* **Task directions**
Go through the records and give the number of lines that include "desc", with nothing else.

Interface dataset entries
[Start of Attachment]

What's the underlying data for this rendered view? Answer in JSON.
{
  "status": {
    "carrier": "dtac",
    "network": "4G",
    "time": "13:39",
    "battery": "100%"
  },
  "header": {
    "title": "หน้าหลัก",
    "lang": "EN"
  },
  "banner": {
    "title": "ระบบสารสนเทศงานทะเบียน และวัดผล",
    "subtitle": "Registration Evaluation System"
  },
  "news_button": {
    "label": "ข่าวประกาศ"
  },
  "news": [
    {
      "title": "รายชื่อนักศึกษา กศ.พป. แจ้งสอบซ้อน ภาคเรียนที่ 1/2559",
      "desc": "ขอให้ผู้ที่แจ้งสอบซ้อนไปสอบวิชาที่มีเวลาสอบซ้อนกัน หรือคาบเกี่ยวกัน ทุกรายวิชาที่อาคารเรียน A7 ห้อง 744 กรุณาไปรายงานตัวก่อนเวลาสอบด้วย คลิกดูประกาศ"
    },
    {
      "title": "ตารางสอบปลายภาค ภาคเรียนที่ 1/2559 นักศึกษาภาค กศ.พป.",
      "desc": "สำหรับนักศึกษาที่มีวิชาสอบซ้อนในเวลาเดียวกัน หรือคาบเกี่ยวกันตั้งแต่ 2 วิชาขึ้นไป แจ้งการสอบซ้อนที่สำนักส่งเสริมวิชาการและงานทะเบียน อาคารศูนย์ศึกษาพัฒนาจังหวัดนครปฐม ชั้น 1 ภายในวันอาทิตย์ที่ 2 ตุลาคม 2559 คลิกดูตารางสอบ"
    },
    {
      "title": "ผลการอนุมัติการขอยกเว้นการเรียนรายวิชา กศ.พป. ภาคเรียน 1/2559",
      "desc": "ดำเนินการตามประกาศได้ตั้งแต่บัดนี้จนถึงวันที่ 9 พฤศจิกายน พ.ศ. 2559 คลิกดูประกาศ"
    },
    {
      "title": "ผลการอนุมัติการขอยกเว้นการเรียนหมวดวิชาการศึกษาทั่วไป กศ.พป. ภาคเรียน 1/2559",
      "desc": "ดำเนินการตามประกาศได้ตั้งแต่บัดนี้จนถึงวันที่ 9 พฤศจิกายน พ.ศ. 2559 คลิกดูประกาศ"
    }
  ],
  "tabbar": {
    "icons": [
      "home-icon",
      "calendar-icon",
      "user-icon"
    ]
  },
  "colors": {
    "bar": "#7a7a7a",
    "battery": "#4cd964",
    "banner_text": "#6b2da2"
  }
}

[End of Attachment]

* **Output**
4